DIRECTIONS:
In the listing that follows, tally the lines containing "icon"; give the count and nothing more.

RECORDS FOR THIS TASK:
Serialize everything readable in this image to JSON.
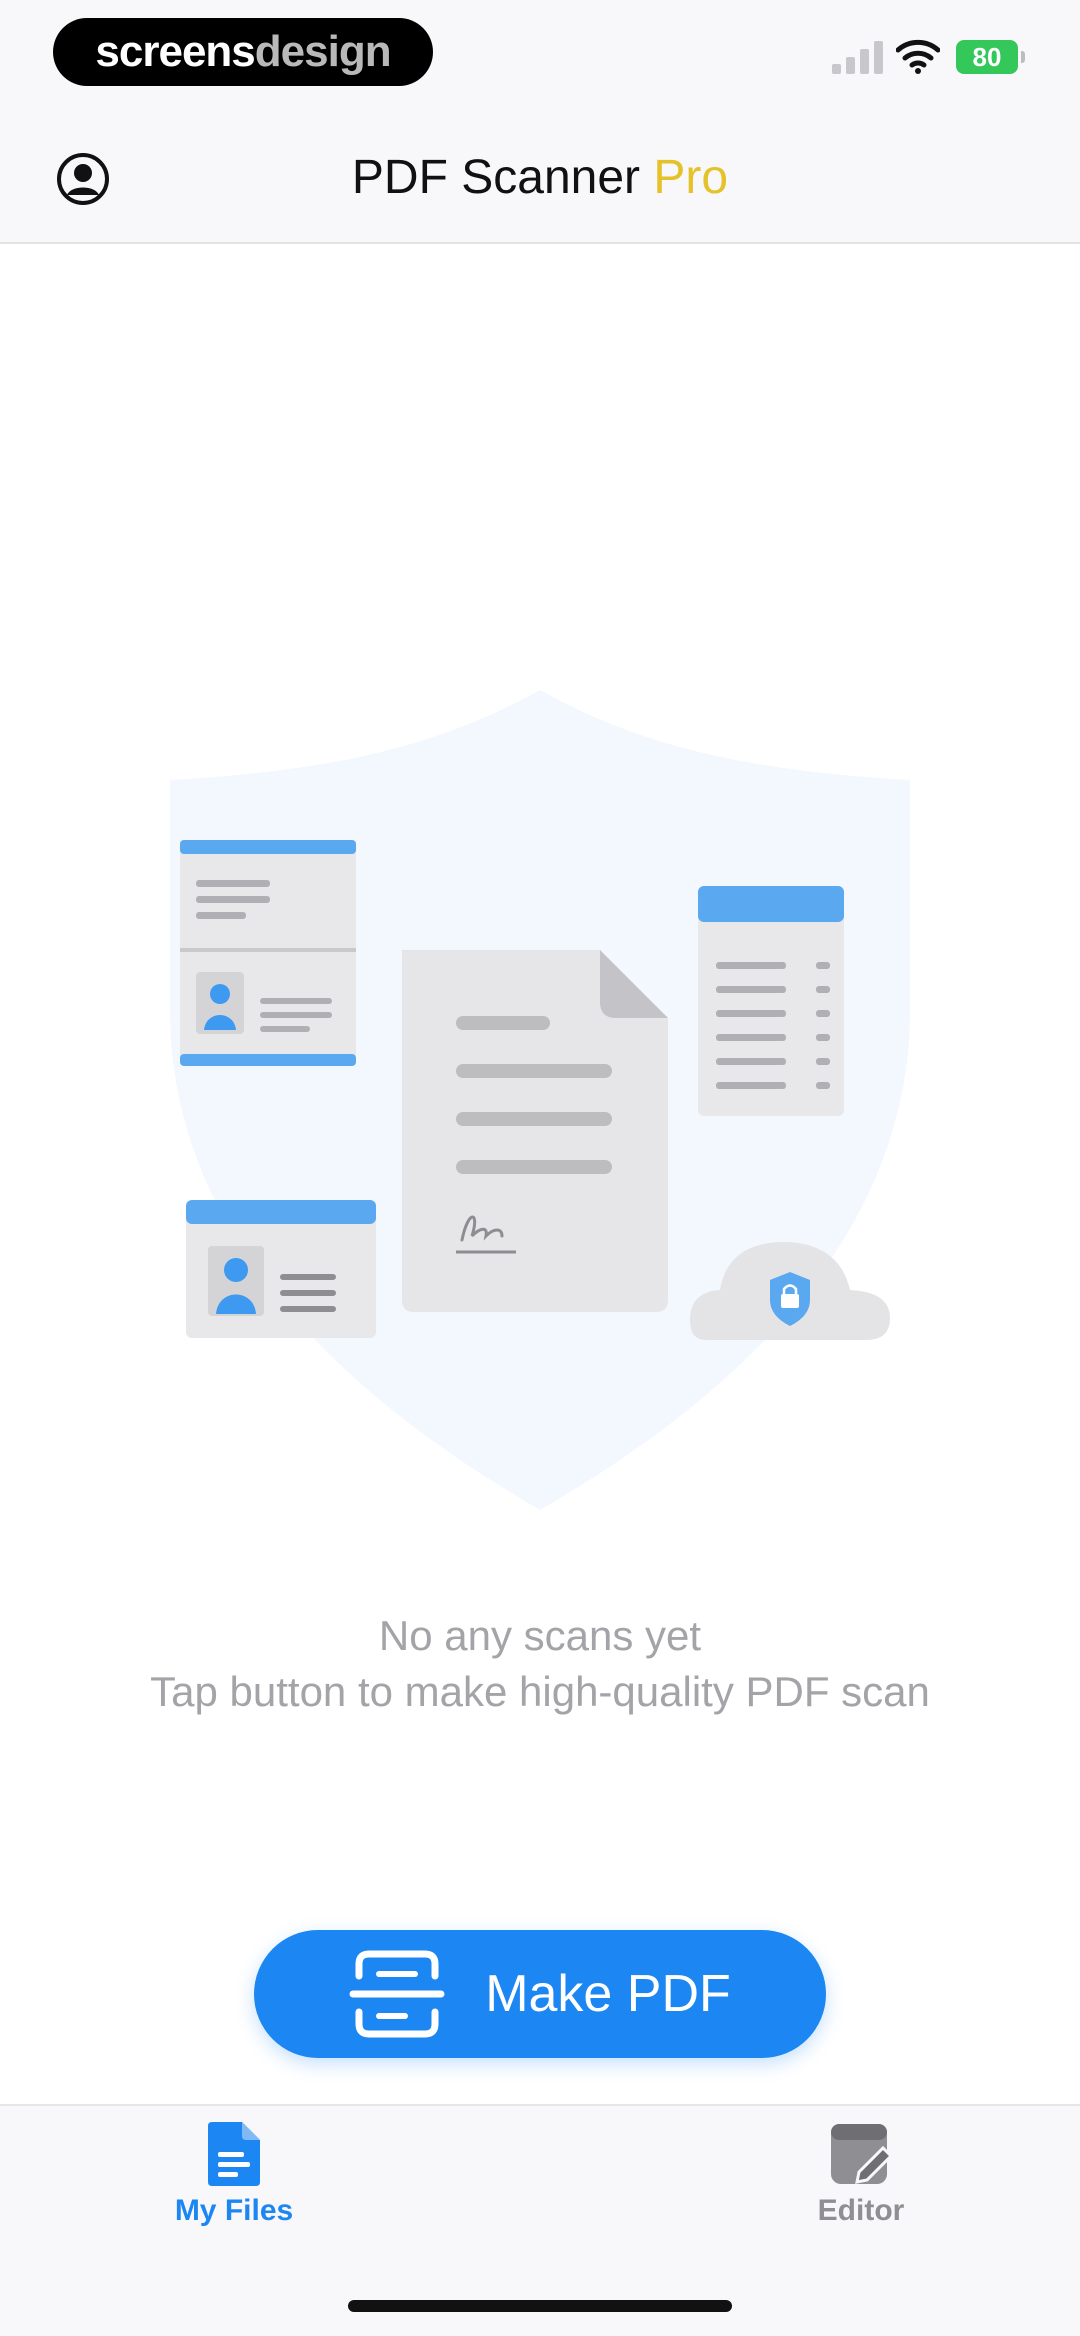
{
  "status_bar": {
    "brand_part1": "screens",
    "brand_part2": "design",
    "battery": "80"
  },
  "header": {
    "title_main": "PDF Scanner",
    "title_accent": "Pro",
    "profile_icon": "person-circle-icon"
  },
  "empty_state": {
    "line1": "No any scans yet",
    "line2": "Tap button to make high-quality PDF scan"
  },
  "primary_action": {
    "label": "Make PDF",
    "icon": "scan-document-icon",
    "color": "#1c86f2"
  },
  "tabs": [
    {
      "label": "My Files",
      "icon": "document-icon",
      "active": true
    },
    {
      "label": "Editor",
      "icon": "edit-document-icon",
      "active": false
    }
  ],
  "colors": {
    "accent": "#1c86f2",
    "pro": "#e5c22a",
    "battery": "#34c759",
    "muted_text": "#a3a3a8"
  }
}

FINISHED EXERCISE:
4